Plasmodium falciparum NF135/5.C10 (Plas_falc_NF135_5_C10_V1)

Plasmodium falciparum NF135/5.C10 Assembly and Gene Annotation

About Plasmodium falciparum NF135/5.C10

Wikipedia

Plasmodium falciparum is a unicellular protozoan parasite of humans, and the deadliest species of Plasmodium that cause malaria in humans. Almost every malarial death is caused by P. falciparum, and 93% of death occurs in Africa. Children under five years of age are most affected, accounting for 61% of the total deaths. In Sub-Saharan Africa, over 75% of cases were due to P. falciparum, whereas in most other malarial countries, other, less virulent plasmodial species predominate.

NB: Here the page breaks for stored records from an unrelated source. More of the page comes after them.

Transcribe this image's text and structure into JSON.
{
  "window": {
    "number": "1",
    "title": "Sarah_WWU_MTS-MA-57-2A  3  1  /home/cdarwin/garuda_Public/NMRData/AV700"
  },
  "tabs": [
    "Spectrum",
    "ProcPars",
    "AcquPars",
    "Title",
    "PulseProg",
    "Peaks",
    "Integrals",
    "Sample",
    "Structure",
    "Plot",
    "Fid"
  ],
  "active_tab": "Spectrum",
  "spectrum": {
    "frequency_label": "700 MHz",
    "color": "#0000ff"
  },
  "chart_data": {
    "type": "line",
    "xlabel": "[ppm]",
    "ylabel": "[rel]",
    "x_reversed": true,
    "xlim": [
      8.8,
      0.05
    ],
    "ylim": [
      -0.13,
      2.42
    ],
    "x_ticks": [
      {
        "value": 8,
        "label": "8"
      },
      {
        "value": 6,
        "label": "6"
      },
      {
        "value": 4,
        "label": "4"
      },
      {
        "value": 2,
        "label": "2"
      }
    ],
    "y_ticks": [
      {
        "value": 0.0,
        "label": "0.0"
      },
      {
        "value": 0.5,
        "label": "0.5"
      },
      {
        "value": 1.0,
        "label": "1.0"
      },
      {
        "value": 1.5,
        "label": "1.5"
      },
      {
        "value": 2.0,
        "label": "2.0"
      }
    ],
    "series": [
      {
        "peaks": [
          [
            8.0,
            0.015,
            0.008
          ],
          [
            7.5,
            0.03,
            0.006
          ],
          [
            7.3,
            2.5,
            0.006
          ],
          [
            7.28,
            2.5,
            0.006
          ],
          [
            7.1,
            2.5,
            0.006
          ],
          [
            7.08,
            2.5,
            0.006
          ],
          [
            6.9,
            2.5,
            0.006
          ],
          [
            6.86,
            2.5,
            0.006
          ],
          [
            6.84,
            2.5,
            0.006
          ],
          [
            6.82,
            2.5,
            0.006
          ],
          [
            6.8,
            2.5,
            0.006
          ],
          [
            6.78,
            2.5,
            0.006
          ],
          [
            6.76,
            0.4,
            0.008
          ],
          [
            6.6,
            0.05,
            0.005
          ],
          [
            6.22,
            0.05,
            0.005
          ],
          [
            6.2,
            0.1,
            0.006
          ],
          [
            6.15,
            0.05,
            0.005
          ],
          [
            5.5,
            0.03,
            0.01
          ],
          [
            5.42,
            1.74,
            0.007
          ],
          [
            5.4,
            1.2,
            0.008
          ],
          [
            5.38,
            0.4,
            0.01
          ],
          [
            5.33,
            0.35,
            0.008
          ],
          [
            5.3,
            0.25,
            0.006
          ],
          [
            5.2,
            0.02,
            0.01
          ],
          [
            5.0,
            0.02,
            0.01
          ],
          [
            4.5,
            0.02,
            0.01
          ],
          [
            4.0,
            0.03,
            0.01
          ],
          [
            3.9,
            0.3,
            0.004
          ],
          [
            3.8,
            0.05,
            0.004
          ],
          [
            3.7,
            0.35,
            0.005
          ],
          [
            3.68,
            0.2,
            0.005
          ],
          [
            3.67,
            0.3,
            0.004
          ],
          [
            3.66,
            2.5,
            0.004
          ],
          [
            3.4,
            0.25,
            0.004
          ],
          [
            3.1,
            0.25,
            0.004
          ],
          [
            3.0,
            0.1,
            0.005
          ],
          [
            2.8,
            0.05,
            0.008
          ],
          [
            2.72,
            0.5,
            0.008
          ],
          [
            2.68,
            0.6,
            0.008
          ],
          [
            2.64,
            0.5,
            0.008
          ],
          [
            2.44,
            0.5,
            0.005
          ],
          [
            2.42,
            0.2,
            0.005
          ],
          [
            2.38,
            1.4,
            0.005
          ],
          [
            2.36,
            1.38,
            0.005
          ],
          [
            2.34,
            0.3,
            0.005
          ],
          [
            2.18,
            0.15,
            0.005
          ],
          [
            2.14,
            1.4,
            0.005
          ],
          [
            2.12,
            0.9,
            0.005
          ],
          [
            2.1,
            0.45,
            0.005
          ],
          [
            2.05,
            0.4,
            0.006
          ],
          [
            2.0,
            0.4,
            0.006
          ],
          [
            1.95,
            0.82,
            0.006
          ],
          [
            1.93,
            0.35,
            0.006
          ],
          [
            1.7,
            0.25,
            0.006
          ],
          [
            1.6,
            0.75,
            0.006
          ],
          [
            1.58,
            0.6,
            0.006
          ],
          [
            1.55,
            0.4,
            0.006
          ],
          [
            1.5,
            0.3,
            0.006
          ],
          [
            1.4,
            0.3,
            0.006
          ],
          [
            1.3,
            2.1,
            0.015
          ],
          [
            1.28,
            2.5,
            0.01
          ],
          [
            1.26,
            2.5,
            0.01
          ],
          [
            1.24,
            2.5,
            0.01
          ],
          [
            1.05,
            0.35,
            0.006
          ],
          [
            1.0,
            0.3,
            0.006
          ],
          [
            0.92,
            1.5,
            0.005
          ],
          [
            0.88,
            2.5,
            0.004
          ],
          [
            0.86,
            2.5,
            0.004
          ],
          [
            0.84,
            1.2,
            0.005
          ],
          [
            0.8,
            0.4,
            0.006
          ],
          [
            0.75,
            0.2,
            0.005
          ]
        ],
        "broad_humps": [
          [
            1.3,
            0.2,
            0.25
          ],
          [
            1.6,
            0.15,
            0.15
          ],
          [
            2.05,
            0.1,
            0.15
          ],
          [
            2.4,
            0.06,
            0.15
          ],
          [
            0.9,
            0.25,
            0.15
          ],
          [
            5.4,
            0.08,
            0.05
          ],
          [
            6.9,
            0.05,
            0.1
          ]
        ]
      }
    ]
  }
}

(Text from Wikipedia, the free encyclopaedia.)

More information

General information about this species can be found in Wikipedia.

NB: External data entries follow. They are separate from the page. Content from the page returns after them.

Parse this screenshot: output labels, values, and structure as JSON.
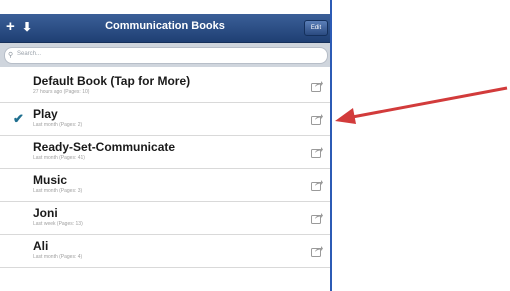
{
  "header": {
    "title": "Communication Books",
    "add_label": "+",
    "download_label": "⬇",
    "edit_label": "Edit"
  },
  "search": {
    "placeholder": "Search..."
  },
  "books": [
    {
      "title": "Default Book (Tap for More)",
      "meta": "27 hours ago (Pages: 10)",
      "checked": false
    },
    {
      "title": "Play",
      "meta": "Last month (Pages: 2)",
      "checked": true
    },
    {
      "title": "Ready-Set-Communicate",
      "meta": "Last month (Pages: 41)",
      "checked": false
    },
    {
      "title": "Music",
      "meta": "Last month (Pages: 3)",
      "checked": false
    },
    {
      "title": "Joni",
      "meta": "Last week (Pages: 13)",
      "checked": false
    },
    {
      "title": "Ali",
      "meta": "Last month (Pages: 4)",
      "checked": false
    }
  ],
  "icons": {
    "check": "checkmark-icon",
    "share": "share-icon",
    "annotation": "red-arrow-icon"
  },
  "colors": {
    "nav": "#2a4c83",
    "check": "#1f6f8f",
    "arrow": "#d23b3b",
    "divider": "#2c5bb5"
  }
}
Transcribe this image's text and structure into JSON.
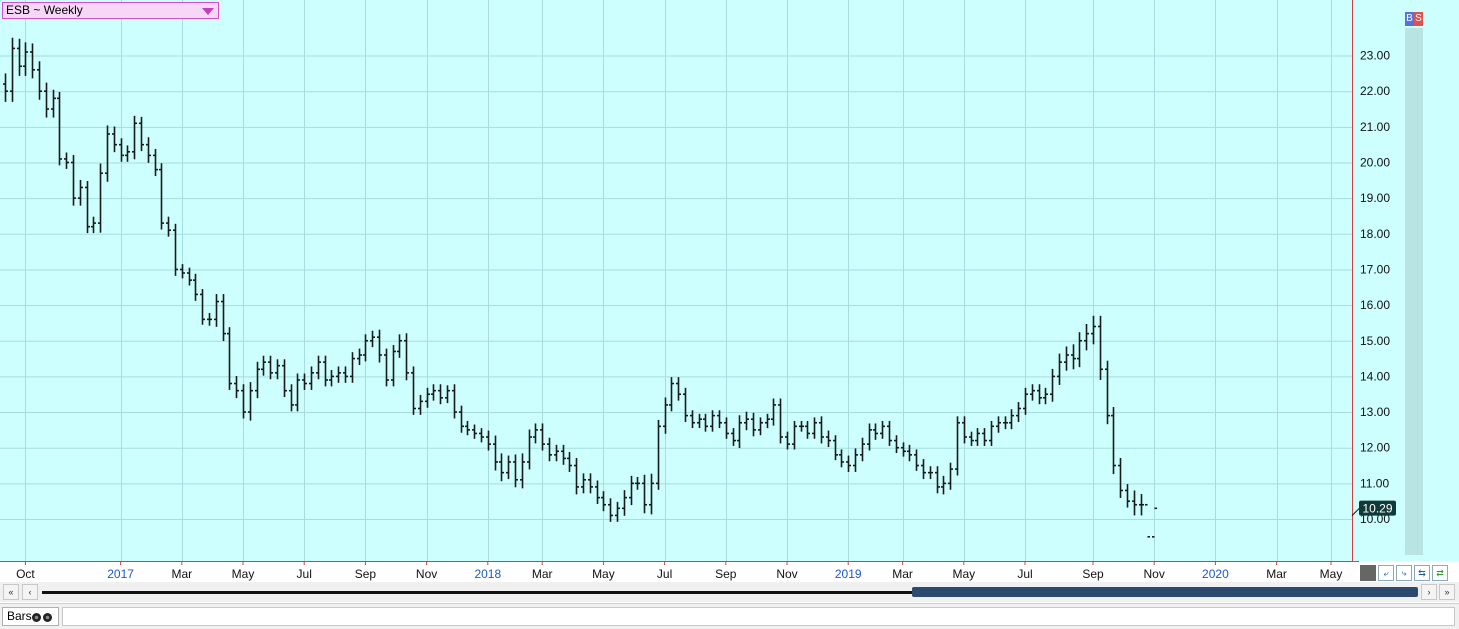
{
  "chart_data": {
    "type": "ohlc",
    "symbol_label": "ESB ~ Weekly",
    "ylim": [
      9.0,
      24.9
    ],
    "yticks": [
      10,
      11,
      12,
      13,
      14,
      15,
      16,
      17,
      18,
      19,
      20,
      21,
      22,
      23
    ],
    "ytick_labels": [
      "10.00",
      "11.00",
      "12.00",
      "13.00",
      "14.00",
      "15.00",
      "16.00",
      "17.00",
      "18.00",
      "19.00",
      "20.00",
      "21.00",
      "22.00",
      "23.00"
    ],
    "last_price_label": "10.29",
    "last_price": 10.29,
    "x_labels": [
      {
        "label": "Oct",
        "bar": 3,
        "year": false
      },
      {
        "label": "2017",
        "bar": 17,
        "year": true
      },
      {
        "label": "Mar",
        "bar": 26,
        "year": false
      },
      {
        "label": "May",
        "bar": 35,
        "year": false
      },
      {
        "label": "Jul",
        "bar": 44,
        "year": false
      },
      {
        "label": "Sep",
        "bar": 53,
        "year": false
      },
      {
        "label": "Nov",
        "bar": 62,
        "year": false
      },
      {
        "label": "2018",
        "bar": 71,
        "year": true
      },
      {
        "label": "Mar",
        "bar": 79,
        "year": false
      },
      {
        "label": "May",
        "bar": 88,
        "year": false
      },
      {
        "label": "Jul",
        "bar": 97,
        "year": false
      },
      {
        "label": "Sep",
        "bar": 106,
        "year": false
      },
      {
        "label": "Nov",
        "bar": 115,
        "year": false
      },
      {
        "label": "2019",
        "bar": 124,
        "year": true
      },
      {
        "label": "Mar",
        "bar": 132,
        "year": false
      },
      {
        "label": "May",
        "bar": 141,
        "year": false
      },
      {
        "label": "Jul",
        "bar": 150,
        "year": false
      },
      {
        "label": "Sep",
        "bar": 160,
        "year": false
      },
      {
        "label": "Nov",
        "bar": 169,
        "year": false
      },
      {
        "label": "2020",
        "bar": 178,
        "year": true
      },
      {
        "label": "Mar",
        "bar": 187,
        "year": false
      },
      {
        "label": "May",
        "bar": 195,
        "year": false
      }
    ],
    "closes": [
      22.0,
      23.2,
      22.7,
      23.1,
      22.6,
      22.0,
      21.5,
      21.8,
      20.1,
      20.0,
      19.0,
      19.3,
      18.2,
      18.3,
      19.7,
      20.8,
      20.5,
      20.2,
      20.3,
      21.1,
      20.5,
      20.2,
      19.8,
      18.3,
      18.1,
      17.0,
      16.9,
      16.7,
      16.3,
      15.6,
      15.6,
      16.1,
      15.2,
      13.8,
      13.6,
      13.0,
      13.6,
      14.2,
      14.4,
      14.1,
      14.3,
      13.6,
      13.2,
      13.9,
      13.8,
      14.1,
      14.4,
      13.9,
      14.0,
      14.1,
      14.0,
      14.5,
      14.6,
      15.0,
      15.1,
      14.6,
      13.9,
      14.7,
      15.0,
      14.1,
      13.1,
      13.3,
      13.5,
      13.6,
      13.4,
      13.6,
      13.0,
      12.6,
      12.5,
      12.4,
      12.3,
      12.1,
      11.6,
      11.3,
      11.6,
      11.1,
      11.6,
      12.3,
      12.5,
      12.1,
      11.8,
      11.9,
      11.7,
      11.5,
      10.9,
      11.1,
      10.9,
      10.6,
      10.4,
      10.1,
      10.3,
      10.6,
      11.0,
      11.0,
      10.4,
      11.0,
      12.6,
      13.2,
      13.8,
      13.5,
      12.9,
      12.7,
      12.8,
      12.6,
      12.9,
      12.7,
      12.4,
      12.2,
      12.7,
      12.8,
      12.5,
      12.7,
      12.8,
      13.2,
      12.3,
      12.1,
      12.6,
      12.6,
      12.4,
      12.7,
      12.3,
      12.2,
      11.8,
      11.6,
      11.5,
      11.8,
      12.1,
      12.5,
      12.4,
      12.6,
      12.2,
      12.0,
      11.9,
      11.8,
      11.5,
      11.3,
      11.3,
      10.9,
      11.0,
      11.4,
      12.7,
      12.3,
      12.2,
      12.4,
      12.2,
      12.6,
      12.7,
      12.7,
      12.9,
      13.1,
      13.5,
      13.6,
      13.4,
      13.5,
      14.0,
      14.4,
      14.6,
      14.5,
      15.0,
      15.2,
      15.4,
      14.2,
      12.9,
      11.5,
      10.8,
      10.5,
      10.4,
      10.4,
      9.5,
      10.3
    ],
    "bar_half_ranges": [
      0.5,
      0.5,
      0.45,
      0.45,
      0.4,
      0.4,
      0.4,
      0.4,
      0.3,
      0.3,
      0.35,
      0.35,
      0.3,
      0.3,
      0.45,
      0.4,
      0.35,
      0.3,
      0.3,
      0.35,
      0.3,
      0.35,
      0.3,
      0.3,
      0.3,
      0.3,
      0.25,
      0.25,
      0.3,
      0.25,
      0.3,
      0.35,
      0.35,
      0.3,
      0.35,
      0.3,
      0.4,
      0.35,
      0.3,
      0.3,
      0.3,
      0.3,
      0.3,
      0.3,
      0.3,
      0.3,
      0.3,
      0.3,
      0.3,
      0.3,
      0.3,
      0.3,
      0.3,
      0.3,
      0.3,
      0.35,
      0.3,
      0.3,
      0.3,
      0.35,
      0.3,
      0.3,
      0.3,
      0.3,
      0.3,
      0.25,
      0.3,
      0.3,
      0.25,
      0.25,
      0.25,
      0.3,
      0.4,
      0.4,
      0.3,
      0.35,
      0.4,
      0.35,
      0.3,
      0.3,
      0.3,
      0.3,
      0.3,
      0.3,
      0.35,
      0.3,
      0.3,
      0.3,
      0.3,
      0.3,
      0.3,
      0.35,
      0.35,
      0.3,
      0.4,
      0.45,
      0.3,
      0.35,
      0.3,
      0.3,
      0.3,
      0.25,
      0.25,
      0.25,
      0.25,
      0.25,
      0.25,
      0.25,
      0.35,
      0.35,
      0.3,
      0.25,
      0.25,
      0.3,
      0.3,
      0.25,
      0.25,
      0.25,
      0.25,
      0.25,
      0.3,
      0.3,
      0.25,
      0.25,
      0.3,
      0.3,
      0.3,
      0.3,
      0.3,
      0.25,
      0.25,
      0.25,
      0.25,
      0.3,
      0.25,
      0.3,
      0.3,
      0.3,
      0.35,
      0.3,
      0.3,
      0.3,
      0.25,
      0.25,
      0.25,
      0.25,
      0.3,
      0.3,
      0.3,
      0.3,
      0.3,
      0.3,
      0.3,
      0.3,
      0.35,
      0.4,
      0.4,
      0.5,
      0.4,
      0.45,
      0.5,
      0.5,
      0.4,
      0.4,
      0.35,
      0.3,
      0.5,
      0.5
    ],
    "colors": {
      "background": "#ccfffd",
      "grid": "#a8dde0",
      "bars": "#1a1a1a",
      "axis_line": "#d04040",
      "price_tag": "#103a3a",
      "year_label": "#1c58c8",
      "buy_tag": "#5a70d8",
      "sell_tag": "#e05050"
    }
  },
  "controls": {
    "buy_label": "B",
    "sell_label": "S",
    "scroll_left_far": "«",
    "scroll_left": "‹",
    "scroll_right": "›",
    "scroll_right_far": "»"
  },
  "status": {
    "mode_label": "Bars"
  }
}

Statistics

Summary

AssemblyPlas_falc_NF135_5_C10_V1, INSDC Assembly GCA_000521075.1,
Database version97.1
Base Pairs21,325,066
Golden Path Length24,499,015
Genebuild byENA
Genebuild methodGenerated from ENA annotation
Data sourceBroad Institute

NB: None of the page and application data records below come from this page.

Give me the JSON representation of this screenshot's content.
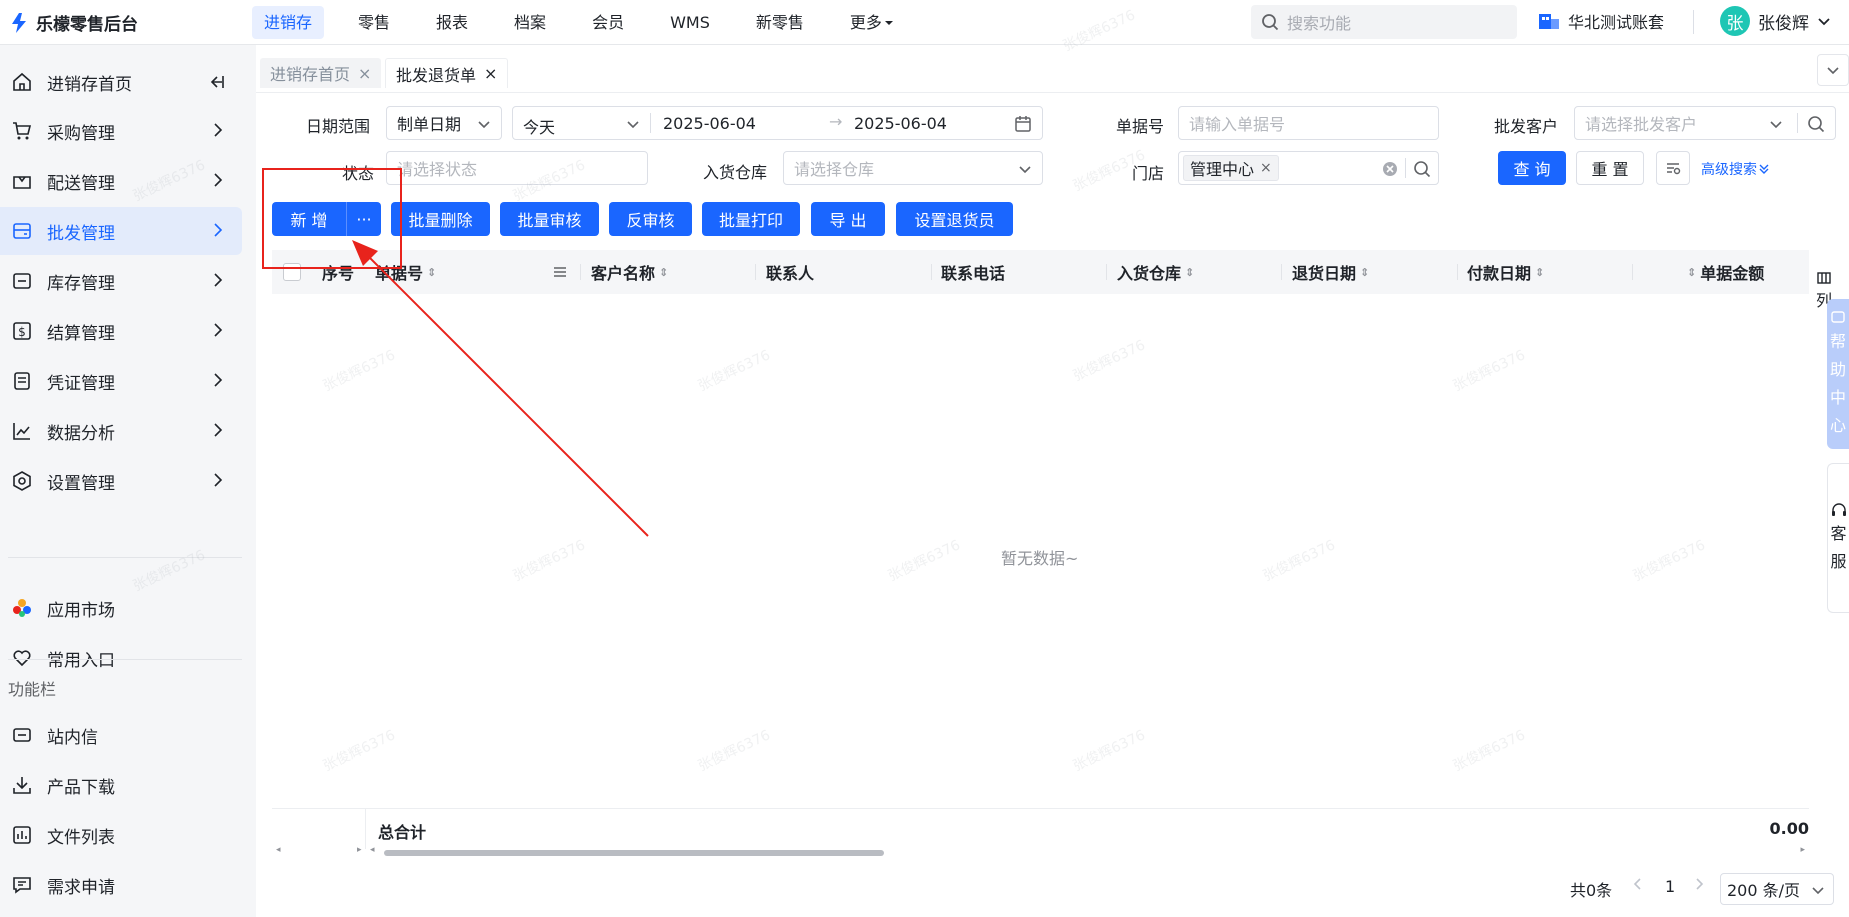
{
  "app": {
    "title": "乐檬零售后台"
  },
  "top_nav": {
    "items": [
      "进销存",
      "零售",
      "报表",
      "档案",
      "会员",
      "WMS",
      "新零售"
    ],
    "more": "更多",
    "search_placeholder": "搜索功能",
    "account": "华北测试账套",
    "user_initial": "张",
    "user_name": "张俊辉"
  },
  "sidebar": {
    "items": [
      "进销存首页",
      "采购管理",
      "配送管理",
      "批发管理",
      "库存管理",
      "结算管理",
      "凭证管理",
      "数据分析",
      "设置管理"
    ],
    "active_index": 3,
    "extra_items": [
      "应用市场",
      "常用入口"
    ],
    "section_label": "功能栏",
    "function_items": [
      "站内信",
      "产品下载",
      "文件列表",
      "需求申请"
    ]
  },
  "tabs": [
    {
      "label": "进销存首页",
      "active": false
    },
    {
      "label": "批发退货单",
      "active": true
    }
  ],
  "filters": {
    "date_range_label": "日期范围",
    "date_type": "制单日期",
    "date_preset": "今天",
    "date_start": "2025-06-04",
    "date_end": "2025-06-04",
    "doc_no_label": "单据号",
    "doc_no_placeholder": "请输入单据号",
    "customer_label": "批发客户",
    "customer_placeholder": "请选择批发客户",
    "status_label": "状态",
    "status_placeholder": "请选择状态",
    "warehouse_label": "入货仓库",
    "warehouse_placeholder": "请选择仓库",
    "store_label": "门店",
    "store_tag": "管理中心",
    "query_button": "查 询",
    "reset_button": "重 置",
    "advanced_link": "高级搜索"
  },
  "toolbar": {
    "add": "新 增",
    "more": "···",
    "batch_delete": "批量删除",
    "batch_audit": "批量审核",
    "unaudit": "反审核",
    "batch_print": "批量打印",
    "export": "导 出",
    "set_returner": "设置退货员"
  },
  "table": {
    "columns": [
      "序号",
      "单据号",
      "客户名称",
      "联系人",
      "联系电话",
      "入货仓库",
      "退货日期",
      "付款日期",
      "单据金额"
    ],
    "empty_text": "暂无数据~",
    "total_label": "总合计",
    "total_value": "0.00",
    "column_setting": "列"
  },
  "floats": {
    "help": [
      "帮",
      "助",
      "中",
      "心"
    ],
    "service": [
      "客",
      "服"
    ]
  },
  "pagination": {
    "total": "共0条",
    "page": "1",
    "page_size": "200 条/页"
  },
  "watermark": "张俊辉6376",
  "colors": {
    "primary": "#1a66ff",
    "annotation": "#e8231c"
  }
}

Gene counts

Coding genes6,282
Non coding genes50
Small non coding genes50
Gene transcripts6,399

About this species